Source records:

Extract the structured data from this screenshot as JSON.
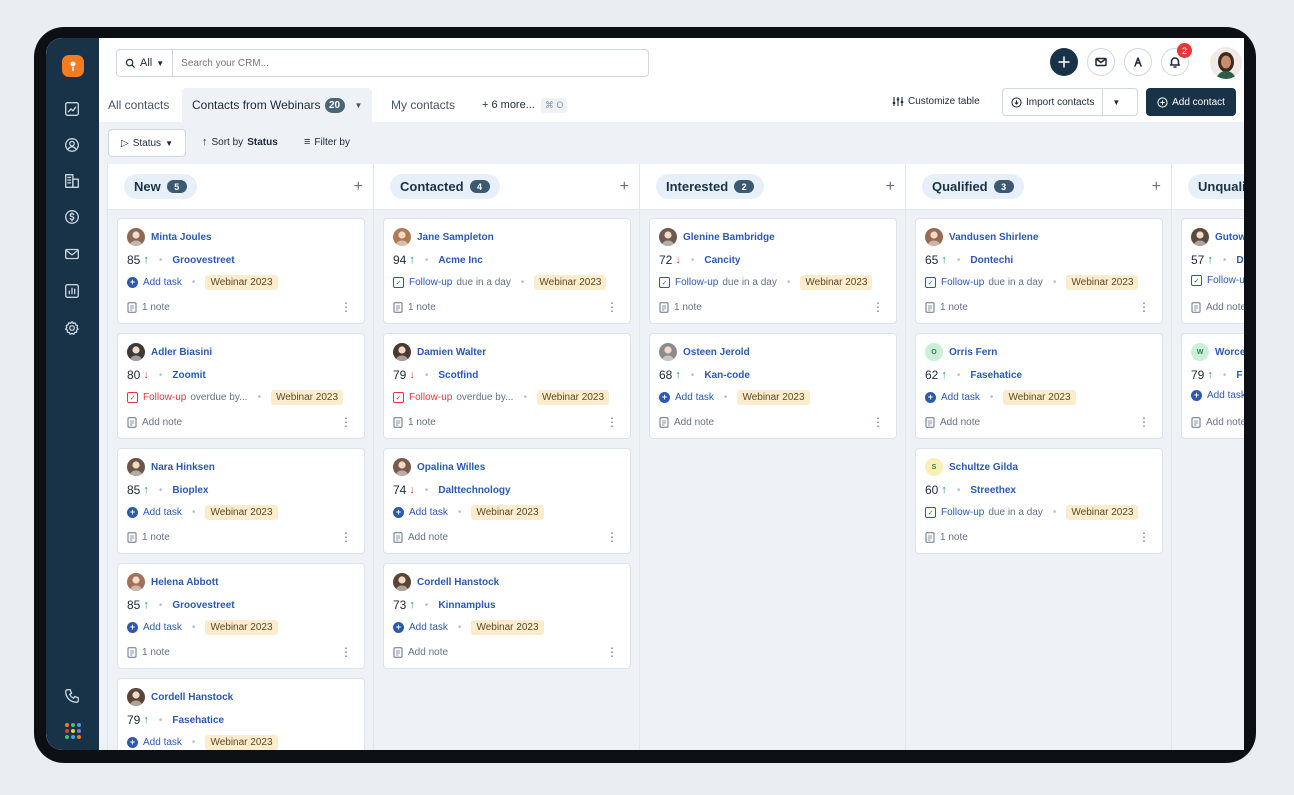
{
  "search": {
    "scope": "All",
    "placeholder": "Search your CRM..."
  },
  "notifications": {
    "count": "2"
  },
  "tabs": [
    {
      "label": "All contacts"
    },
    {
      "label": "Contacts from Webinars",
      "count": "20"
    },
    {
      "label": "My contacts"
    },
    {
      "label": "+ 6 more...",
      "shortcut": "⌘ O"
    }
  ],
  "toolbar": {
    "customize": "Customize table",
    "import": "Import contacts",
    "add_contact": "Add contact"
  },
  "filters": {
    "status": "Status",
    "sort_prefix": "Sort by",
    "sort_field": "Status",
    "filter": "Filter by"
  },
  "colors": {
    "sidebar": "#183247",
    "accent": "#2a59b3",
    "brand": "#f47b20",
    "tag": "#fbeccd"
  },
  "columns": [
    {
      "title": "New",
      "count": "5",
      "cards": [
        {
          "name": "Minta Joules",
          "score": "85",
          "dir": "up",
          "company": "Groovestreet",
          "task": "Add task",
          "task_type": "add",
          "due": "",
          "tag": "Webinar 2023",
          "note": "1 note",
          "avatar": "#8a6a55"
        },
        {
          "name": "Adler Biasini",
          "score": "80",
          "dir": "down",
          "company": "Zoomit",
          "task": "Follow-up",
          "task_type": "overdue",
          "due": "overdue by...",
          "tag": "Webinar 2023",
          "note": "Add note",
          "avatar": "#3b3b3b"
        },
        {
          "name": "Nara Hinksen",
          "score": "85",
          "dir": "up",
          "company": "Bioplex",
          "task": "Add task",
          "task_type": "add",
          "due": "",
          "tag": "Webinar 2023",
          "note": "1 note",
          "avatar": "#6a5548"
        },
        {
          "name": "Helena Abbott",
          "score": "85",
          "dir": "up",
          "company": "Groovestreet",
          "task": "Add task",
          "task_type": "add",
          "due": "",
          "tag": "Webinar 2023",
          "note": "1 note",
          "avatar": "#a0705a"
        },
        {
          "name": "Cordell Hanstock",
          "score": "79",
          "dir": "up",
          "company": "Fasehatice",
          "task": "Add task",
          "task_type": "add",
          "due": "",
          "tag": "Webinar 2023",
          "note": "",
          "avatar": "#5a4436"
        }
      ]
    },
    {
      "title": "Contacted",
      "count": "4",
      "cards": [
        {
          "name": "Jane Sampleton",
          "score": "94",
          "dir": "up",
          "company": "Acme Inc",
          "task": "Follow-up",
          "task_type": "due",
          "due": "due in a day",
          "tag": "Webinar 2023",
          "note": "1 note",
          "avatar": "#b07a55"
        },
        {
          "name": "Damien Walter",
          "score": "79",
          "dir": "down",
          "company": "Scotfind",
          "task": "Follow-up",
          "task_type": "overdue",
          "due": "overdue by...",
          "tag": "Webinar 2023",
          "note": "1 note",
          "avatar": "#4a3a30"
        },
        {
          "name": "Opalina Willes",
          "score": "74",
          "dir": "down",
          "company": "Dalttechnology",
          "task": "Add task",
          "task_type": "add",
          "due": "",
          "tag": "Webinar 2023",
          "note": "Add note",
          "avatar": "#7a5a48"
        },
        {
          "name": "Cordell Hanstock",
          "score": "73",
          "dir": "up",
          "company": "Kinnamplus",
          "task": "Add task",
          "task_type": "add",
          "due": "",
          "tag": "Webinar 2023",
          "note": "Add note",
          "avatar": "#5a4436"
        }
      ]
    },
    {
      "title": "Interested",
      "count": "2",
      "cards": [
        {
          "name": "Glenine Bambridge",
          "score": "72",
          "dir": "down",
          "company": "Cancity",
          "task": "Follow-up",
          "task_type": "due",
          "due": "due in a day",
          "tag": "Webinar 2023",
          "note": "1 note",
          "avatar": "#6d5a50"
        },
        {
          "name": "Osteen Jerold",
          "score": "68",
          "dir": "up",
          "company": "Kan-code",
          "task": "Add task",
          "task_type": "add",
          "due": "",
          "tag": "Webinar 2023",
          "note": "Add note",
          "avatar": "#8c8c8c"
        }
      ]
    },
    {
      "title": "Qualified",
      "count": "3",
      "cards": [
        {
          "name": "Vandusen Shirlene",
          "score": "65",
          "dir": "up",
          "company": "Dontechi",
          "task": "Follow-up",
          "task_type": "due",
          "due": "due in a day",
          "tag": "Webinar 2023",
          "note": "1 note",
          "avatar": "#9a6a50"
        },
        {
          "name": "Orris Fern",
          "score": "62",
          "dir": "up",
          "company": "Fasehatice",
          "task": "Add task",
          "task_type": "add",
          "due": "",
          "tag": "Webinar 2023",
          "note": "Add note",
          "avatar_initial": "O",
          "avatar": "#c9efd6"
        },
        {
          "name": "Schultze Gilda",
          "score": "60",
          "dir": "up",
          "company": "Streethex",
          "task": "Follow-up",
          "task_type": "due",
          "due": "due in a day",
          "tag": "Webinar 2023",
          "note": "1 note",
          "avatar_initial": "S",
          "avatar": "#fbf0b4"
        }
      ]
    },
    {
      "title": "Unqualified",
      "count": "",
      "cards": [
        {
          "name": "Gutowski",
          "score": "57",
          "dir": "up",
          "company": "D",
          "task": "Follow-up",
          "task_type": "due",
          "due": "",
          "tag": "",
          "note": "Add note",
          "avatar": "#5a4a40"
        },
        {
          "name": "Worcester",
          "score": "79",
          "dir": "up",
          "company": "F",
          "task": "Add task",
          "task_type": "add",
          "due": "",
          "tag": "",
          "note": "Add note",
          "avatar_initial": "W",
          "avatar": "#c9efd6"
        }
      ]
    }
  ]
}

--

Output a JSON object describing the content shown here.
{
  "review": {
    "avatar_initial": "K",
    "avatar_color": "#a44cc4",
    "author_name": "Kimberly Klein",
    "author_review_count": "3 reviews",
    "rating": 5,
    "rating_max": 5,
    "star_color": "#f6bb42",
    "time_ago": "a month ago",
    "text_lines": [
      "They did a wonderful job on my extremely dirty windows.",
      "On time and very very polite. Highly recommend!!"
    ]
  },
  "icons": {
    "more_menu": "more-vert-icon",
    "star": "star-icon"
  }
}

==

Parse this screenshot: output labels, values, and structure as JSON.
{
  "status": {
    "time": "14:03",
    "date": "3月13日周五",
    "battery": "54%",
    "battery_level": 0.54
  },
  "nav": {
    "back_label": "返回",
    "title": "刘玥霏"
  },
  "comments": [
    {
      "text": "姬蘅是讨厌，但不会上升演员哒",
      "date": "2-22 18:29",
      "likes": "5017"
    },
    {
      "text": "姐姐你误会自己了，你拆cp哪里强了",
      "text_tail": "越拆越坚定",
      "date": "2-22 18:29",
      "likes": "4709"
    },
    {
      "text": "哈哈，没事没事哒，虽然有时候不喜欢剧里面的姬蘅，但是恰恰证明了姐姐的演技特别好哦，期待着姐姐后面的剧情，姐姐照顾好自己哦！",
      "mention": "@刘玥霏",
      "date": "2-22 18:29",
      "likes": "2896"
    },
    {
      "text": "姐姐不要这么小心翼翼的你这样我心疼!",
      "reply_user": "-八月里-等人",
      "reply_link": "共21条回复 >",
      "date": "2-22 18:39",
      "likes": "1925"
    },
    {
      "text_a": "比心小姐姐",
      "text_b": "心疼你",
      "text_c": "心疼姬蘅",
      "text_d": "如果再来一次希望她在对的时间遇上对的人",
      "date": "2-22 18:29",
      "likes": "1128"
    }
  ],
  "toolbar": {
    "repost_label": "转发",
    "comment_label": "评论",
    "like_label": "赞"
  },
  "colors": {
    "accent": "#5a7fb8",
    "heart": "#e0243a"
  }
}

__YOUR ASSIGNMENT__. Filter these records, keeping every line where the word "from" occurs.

__ANSWER__.
Extract the structured data from this screenshot as JSON.
      "label": "Contacts from Webinars",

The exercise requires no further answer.